UPDATE December 5, 2015: The G1 watch has been extended to 72 hours. This long duration event could produce aurora at almost any time over the next three days. Keep an eye on the KP to know when it may be possible to see northern lights in your area.
The expected high speed solar wind stream from a large Earth-directed coronal hole has prompted SWPC to issue a G1 geomagnetic storm watch for Sunday and Monday December 6 and 7. The coronal hole responsible for the watch, CH34, is one of three currently active coronal holes on the visible Solar disk at the moment. Coronal hole 34 is the nearly circular transequitorial dark area annotated with an orange outline on this AIA 211 image taken yesterday by SDO:

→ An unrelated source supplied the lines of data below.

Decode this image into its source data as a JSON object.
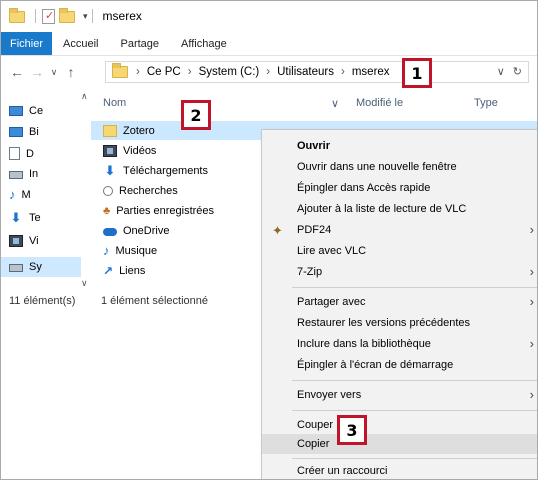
{
  "window": {
    "title": "mserex"
  },
  "ribbon": {
    "tabs": [
      "Fichier",
      "Accueil",
      "Partage",
      "Affichage"
    ]
  },
  "address": {
    "path": [
      "Ce PC",
      "System (C:)",
      "Utilisateurs",
      "mserex"
    ]
  },
  "sidebar": {
    "items": [
      "Ce",
      "Bi",
      "D",
      "In",
      "M",
      "Te",
      "Vi",
      "Sy"
    ]
  },
  "columns": {
    "name": "Nom",
    "modified": "Modifié le",
    "type": "Type"
  },
  "files": [
    {
      "name": "Zotero",
      "icon": "folder-icon",
      "selected": true
    },
    {
      "name": "Vidéos",
      "icon": "film-icon"
    },
    {
      "name": "Téléchargements",
      "icon": "download-icon"
    },
    {
      "name": "Recherches",
      "icon": "search-icon"
    },
    {
      "name": "Parties enregistrées",
      "icon": "saved-games-icon"
    },
    {
      "name": "OneDrive",
      "icon": "cloud-icon"
    },
    {
      "name": "Musique",
      "icon": "music-icon"
    },
    {
      "name": "Liens",
      "icon": "link-icon"
    }
  ],
  "status": {
    "count": "11 élément(s)",
    "selection": "1 élément sélectionné"
  },
  "context_menu": {
    "items": [
      {
        "label": "Ouvrir",
        "bold": true
      },
      {
        "label": "Ouvrir dans une nouvelle fenêtre"
      },
      {
        "label": "Épingler dans Accès rapide"
      },
      {
        "label": "Ajouter à la liste de lecture de VLC"
      },
      {
        "label": "PDF24",
        "submenu": true,
        "icon": "pdf24-icon"
      },
      {
        "label": "Lire avec VLC"
      },
      {
        "label": "7-Zip",
        "submenu": true
      },
      {
        "label": "Partager avec",
        "submenu": true
      },
      {
        "label": "Restaurer les versions précédentes"
      },
      {
        "label": "Inclure dans la bibliothèque",
        "submenu": true
      },
      {
        "label": "Épingler à l'écran de démarrage"
      },
      {
        "label": "Envoyer vers",
        "submenu": true
      },
      {
        "label": "Couper"
      },
      {
        "label": "Copier",
        "highlighted": true
      },
      {
        "label": "Créer un raccourci"
      }
    ]
  },
  "callouts": [
    "1",
    "2",
    "3"
  ],
  "colors": {
    "file_tab": "#1979ca",
    "selection": "#cce8ff",
    "callout_border": "#c0142a",
    "menu_bg": "#f2f2f2"
  }
}
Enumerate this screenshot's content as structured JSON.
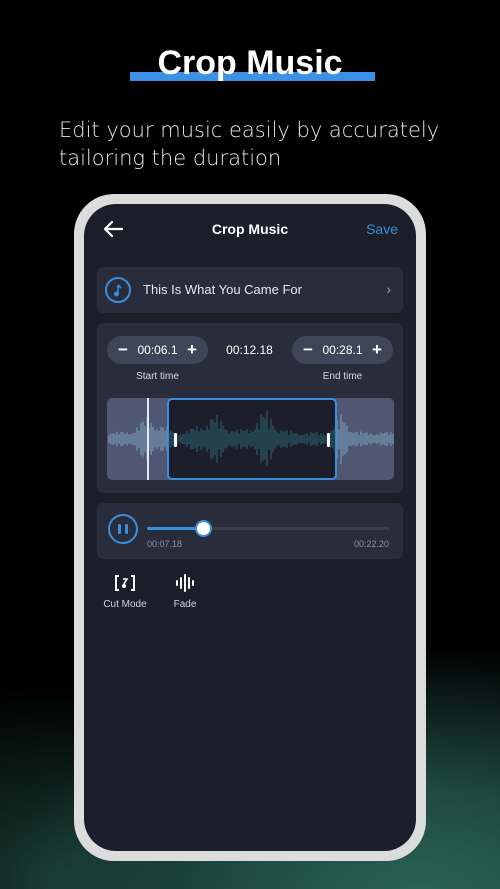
{
  "promo": {
    "title": "Crop Music",
    "subtitle": "Edit your music easily by accurately tailoring the duration",
    "accent": "#3b91e6"
  },
  "app": {
    "header": {
      "back_icon": "arrow-left-icon",
      "title": "Crop Music",
      "save_label": "Save"
    },
    "song": {
      "icon": "music-note-icon",
      "name": "This Is What You Came For",
      "chevron_icon": "chevron-right-icon"
    },
    "editor": {
      "start": {
        "minus_label": "−",
        "value": "00:06.1",
        "plus_label": "+",
        "label": "Start time"
      },
      "duration": "00:12.18",
      "end": {
        "minus_label": "−",
        "value": "00:28.1",
        "plus_label": "+",
        "label": "End time"
      },
      "selection_fraction": {
        "start": 0.21,
        "end": 0.8
      },
      "playhead_fraction": 0.14
    },
    "player": {
      "state_icon": "pause-icon",
      "current_time": "00:07.18",
      "total_time": "00:22.20",
      "progress_fraction": 0.23
    },
    "tools": [
      {
        "icon": "cut-mode-icon",
        "label": "Cut Mode"
      },
      {
        "icon": "fade-icon",
        "label": "Fade"
      }
    ],
    "colors": {
      "accent": "#3a8fdc",
      "screen_bg": "#1c1e29",
      "card_bg": "#282c3b"
    }
  }
}
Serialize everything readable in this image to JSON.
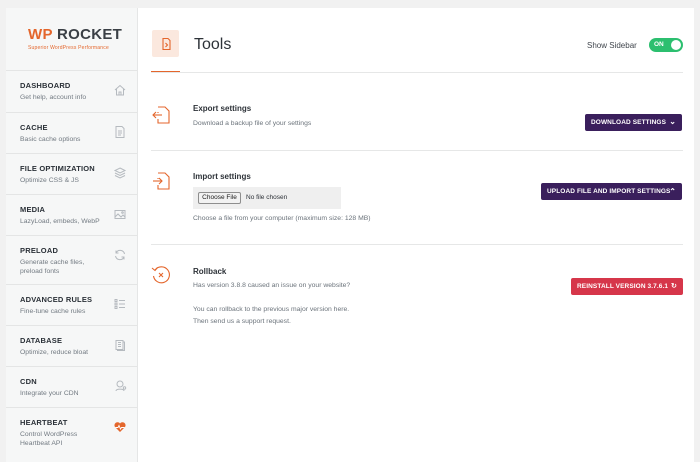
{
  "logo": {
    "brand_wp": "WP",
    "brand_rest": " ROCKET",
    "tagline": "Superior WordPress Performance"
  },
  "sidebar": {
    "items": [
      {
        "title": "DASHBOARD",
        "desc": "Get help, account info",
        "icon": "home-icon"
      },
      {
        "title": "CACHE",
        "desc": "Basic cache options",
        "icon": "document-icon"
      },
      {
        "title": "FILE OPTIMIZATION",
        "desc": "Optimize CSS & JS",
        "icon": "layers-icon"
      },
      {
        "title": "MEDIA",
        "desc": "LazyLoad, embeds, WebP",
        "icon": "image-icon"
      },
      {
        "title": "PRELOAD",
        "desc": "Generate cache files, preload fonts",
        "icon": "refresh-icon"
      },
      {
        "title": "ADVANCED RULES",
        "desc": "Fine-tune cache rules",
        "icon": "list-icon"
      },
      {
        "title": "DATABASE",
        "desc": "Optimize, reduce bloat",
        "icon": "database-icon"
      },
      {
        "title": "CDN",
        "desc": "Integrate your CDN",
        "icon": "cdn-icon"
      },
      {
        "title": "HEARTBEAT",
        "desc": "Control WordPress Heartbeat API",
        "icon": "heartbeat-icon"
      }
    ]
  },
  "header": {
    "title": "Tools",
    "sidebar_toggle_label": "Show Sidebar",
    "toggle_state": "ON"
  },
  "export": {
    "title": "Export settings",
    "desc": "Download a backup file of your settings",
    "button": "DOWNLOAD SETTINGS"
  },
  "import": {
    "title": "Import settings",
    "choose_button": "Choose File",
    "file_status": "No file chosen",
    "hint": "Choose a file from your computer (maximum size: 128 MB)",
    "button": "UPLOAD FILE AND IMPORT SETTINGS"
  },
  "rollback": {
    "title": "Rollback",
    "question": "Has version 3.8.8 caused an issue on your website?",
    "line1": "You can rollback to the previous major version here.",
    "line2": "Then send us a support request.",
    "button": "REINSTALL VERSION 3.7.6.1"
  },
  "colors": {
    "accent": "#e4662c",
    "button_dark": "#3a1f5c",
    "button_red": "#d6364a",
    "toggle_on": "#2cbf6f"
  }
}
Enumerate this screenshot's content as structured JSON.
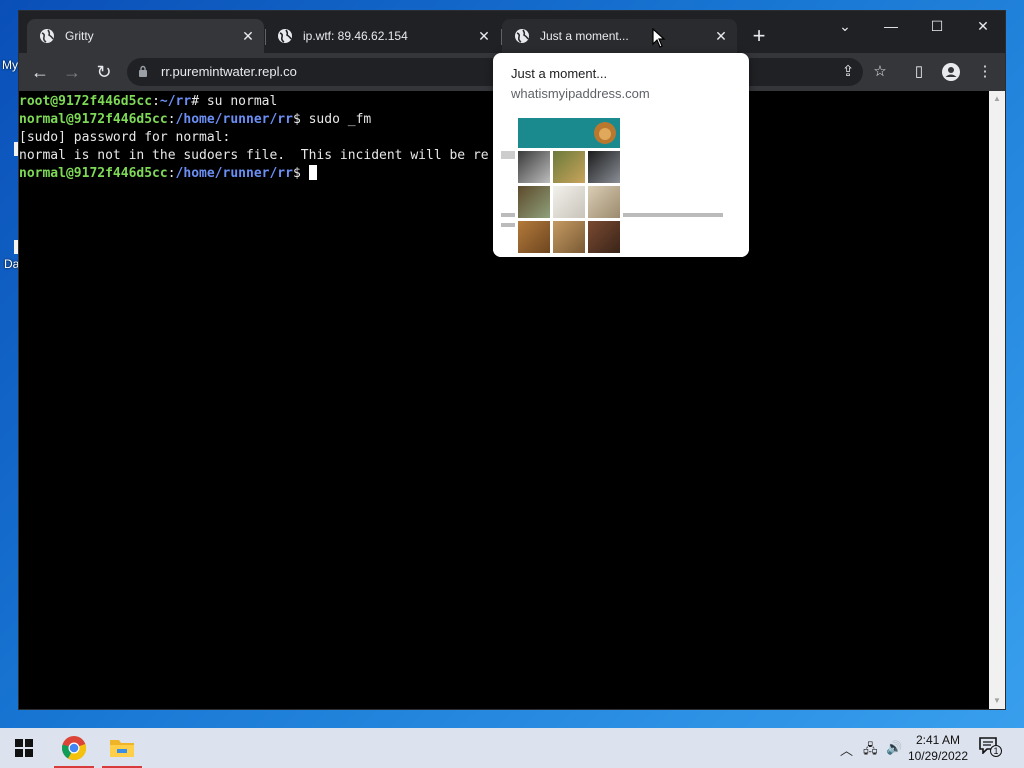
{
  "desktop": {
    "icon_label_1": "My",
    "icon_label_2": "Da"
  },
  "browser": {
    "tabs": [
      {
        "title": "Gritty",
        "active": true
      },
      {
        "title": "ip.wtf: 89.46.62.154",
        "active": false
      },
      {
        "title": "Just a moment...",
        "active": false
      }
    ],
    "address": "rr.puremintwater.repl.co",
    "hover_card": {
      "title": "Just a moment...",
      "domain": "whatismyipaddress.com"
    }
  },
  "terminal": {
    "lines": [
      {
        "user": "root@9172f446d5cc",
        "sep": ":",
        "path": "~/rr",
        "prompt": "# ",
        "cmd": "su normal"
      },
      {
        "user": "normal@9172f446d5cc",
        "sep": ":",
        "path": "/home/runner/rr",
        "prompt": "$ ",
        "cmd": "sudo _fm"
      },
      {
        "text": "[sudo] password for normal:"
      },
      {
        "text": "normal is not in the sudoers file.  This incident will be re"
      },
      {
        "user": "normal@9172f446d5cc",
        "sep": ":",
        "path": "/home/runner/rr",
        "prompt": "$ ",
        "cmd": ""
      }
    ]
  },
  "taskbar": {
    "apps": [
      {
        "icon": "chrome-icon",
        "running": true
      },
      {
        "icon": "file-explorer-icon",
        "running": true
      }
    ],
    "clock": {
      "time": "2:41 AM",
      "date": "10/29/2022"
    },
    "notification_count": "1"
  },
  "colors": {
    "user_green": "#7ed957",
    "path_blue": "#6b8ff4",
    "tab_active": "#35363a"
  }
}
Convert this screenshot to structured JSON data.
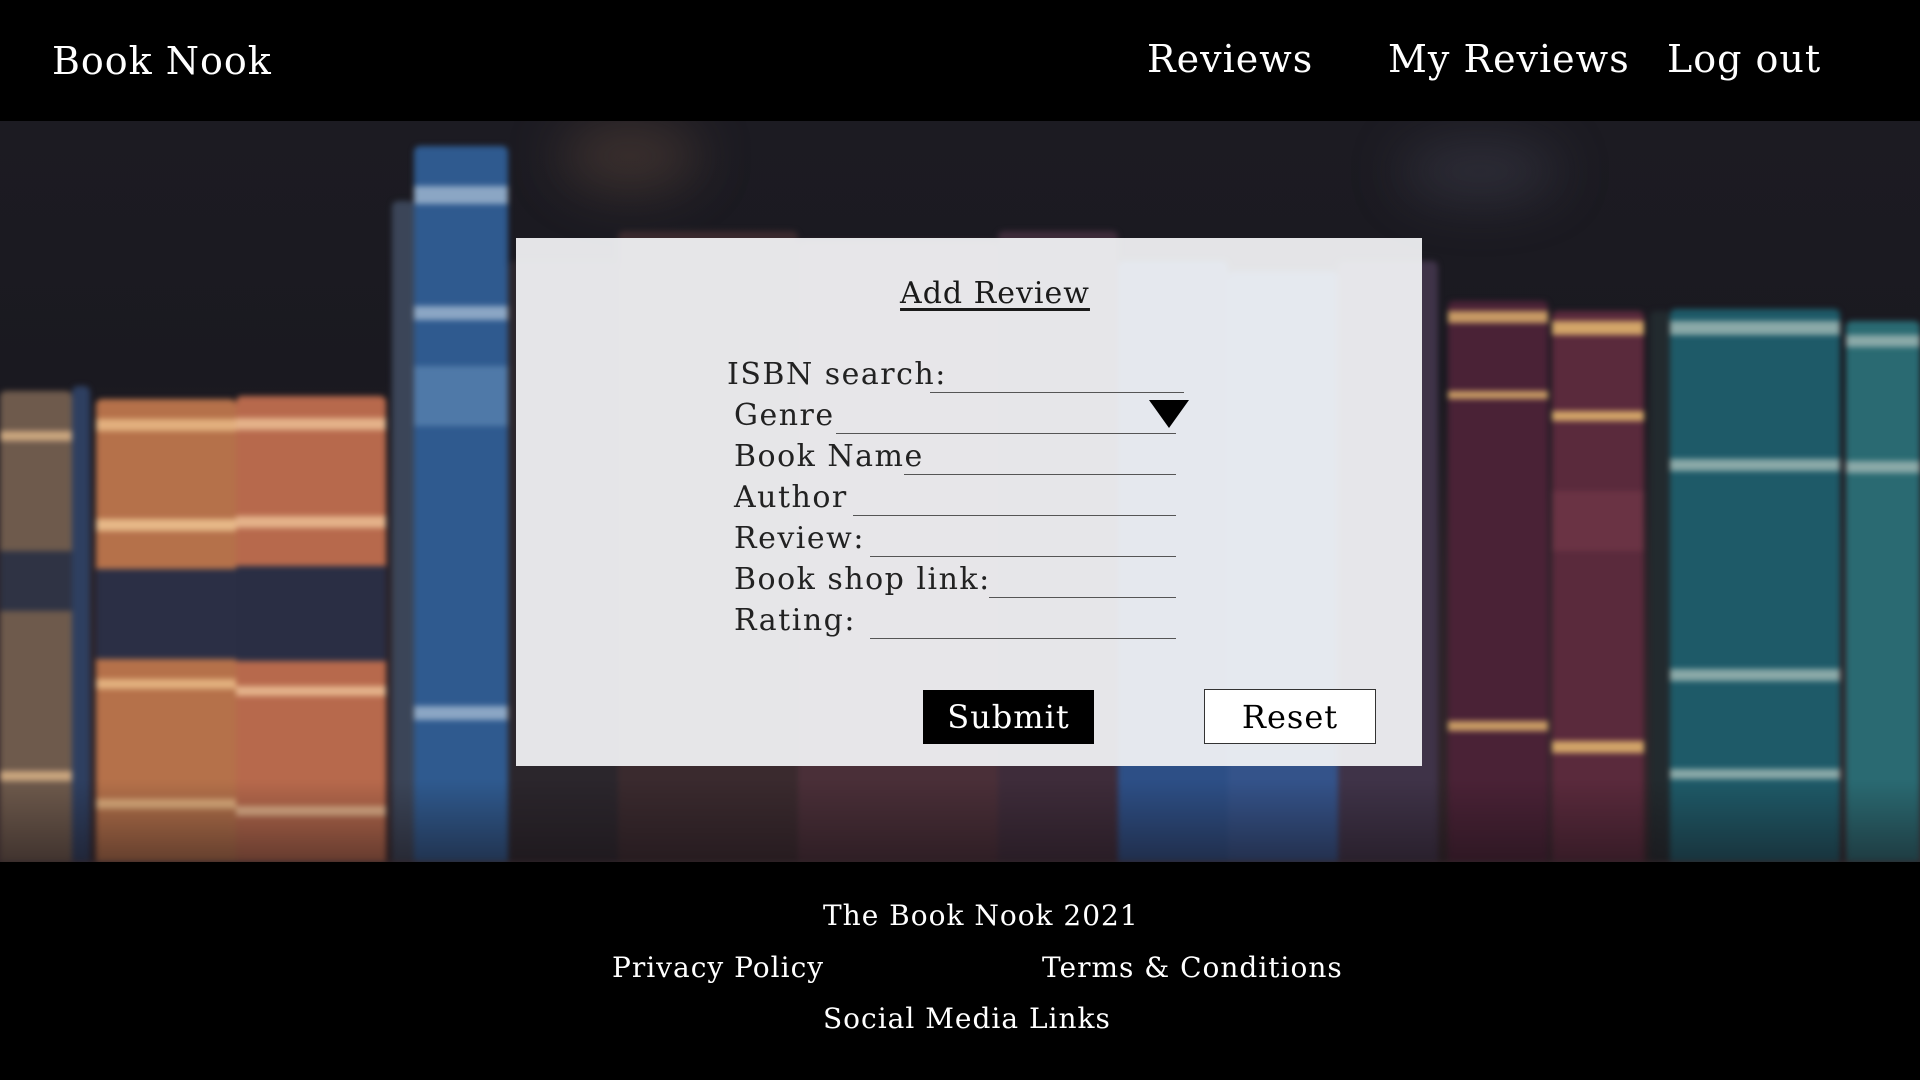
{
  "header": {
    "brand": "Book Nook",
    "nav": {
      "reviews": "Reviews",
      "my_reviews": "My Reviews",
      "log_out": "Log out"
    }
  },
  "form": {
    "title": "Add Review",
    "fields": {
      "isbn": "ISBN search:",
      "genre": "Genre",
      "book_name": "Book Name",
      "author": "Author",
      "review": "Review:",
      "shop_link": "Book shop link:",
      "rating": "Rating:"
    },
    "submit_label": "Submit",
    "reset_label": "Reset"
  },
  "footer": {
    "copyright": "The Book Nook 2021",
    "privacy": "Privacy Policy",
    "terms": "Terms & Conditions",
    "social": "Social Media Links"
  },
  "colors": {
    "header_bg": "#000000",
    "footer_bg": "#000000",
    "card_bg": "#f3f4f6",
    "submit_bg": "#000000",
    "reset_bg": "#ffffff"
  },
  "icons": {
    "genre_dropdown": "caret-down-icon"
  }
}
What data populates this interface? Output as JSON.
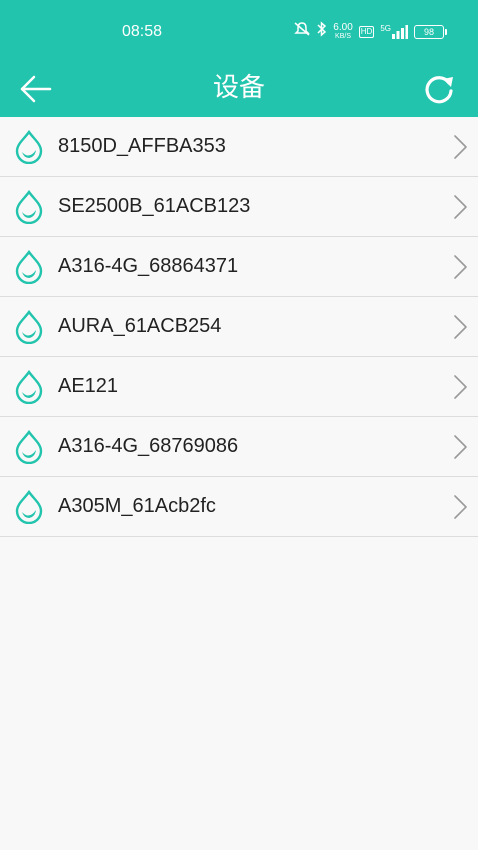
{
  "status_bar": {
    "time": "08:58",
    "net_speed_value": "6.00",
    "net_speed_unit": "KB/S",
    "hd_label": "HD",
    "signal_label": "5G",
    "battery": "98"
  },
  "header": {
    "title": "设备",
    "background_color": "#22c4ad"
  },
  "devices": [
    {
      "label": "8150D_AFFBA353"
    },
    {
      "label": "SE2500B_61ACB123"
    },
    {
      "label": "A316-4G_68864371"
    },
    {
      "label": "AURA_61ACB254"
    },
    {
      "label": "AE121"
    },
    {
      "label": "A316-4G_68769086"
    },
    {
      "label": "A305M_61Acb2fc"
    }
  ],
  "icons": {
    "back": "arrow-left-icon",
    "refresh": "refresh-icon",
    "device": "water-drop-icon",
    "row_action": "chevron-right-icon"
  }
}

The other two coronal holes are visible in the same image. CH33 is the larger northern hemisphere dark area that has already moved past the Earth strike zone. CH35 is the long coronal hole to the South and East (to the right) of CH34. Coronal holes 34 and 35 almost appear to be merging into a single large big-dipper shaped coronal hole. You can see the demarcation clearly on the NOAA Solar Synoptic Map – coronal holes are outlined with a solid line with a hash to the inside of the coronal hole:
CH35’s extension to the north and west is responsible for second day of the extended watch. As both holes grow, there is a larger area of coronal hole pointed towards Earth for a longer time. The current 3-day forecast is calling for two 3-hour periods of KP=5 (G1 storming), with a long period of potential for G4 storming in the other times. If the Bz sets up correctly, this could turn into a long duration G1 or possibly G2 event, so stay tuned and keep an eye on the KP. Here’s the current 3-day Auroracast: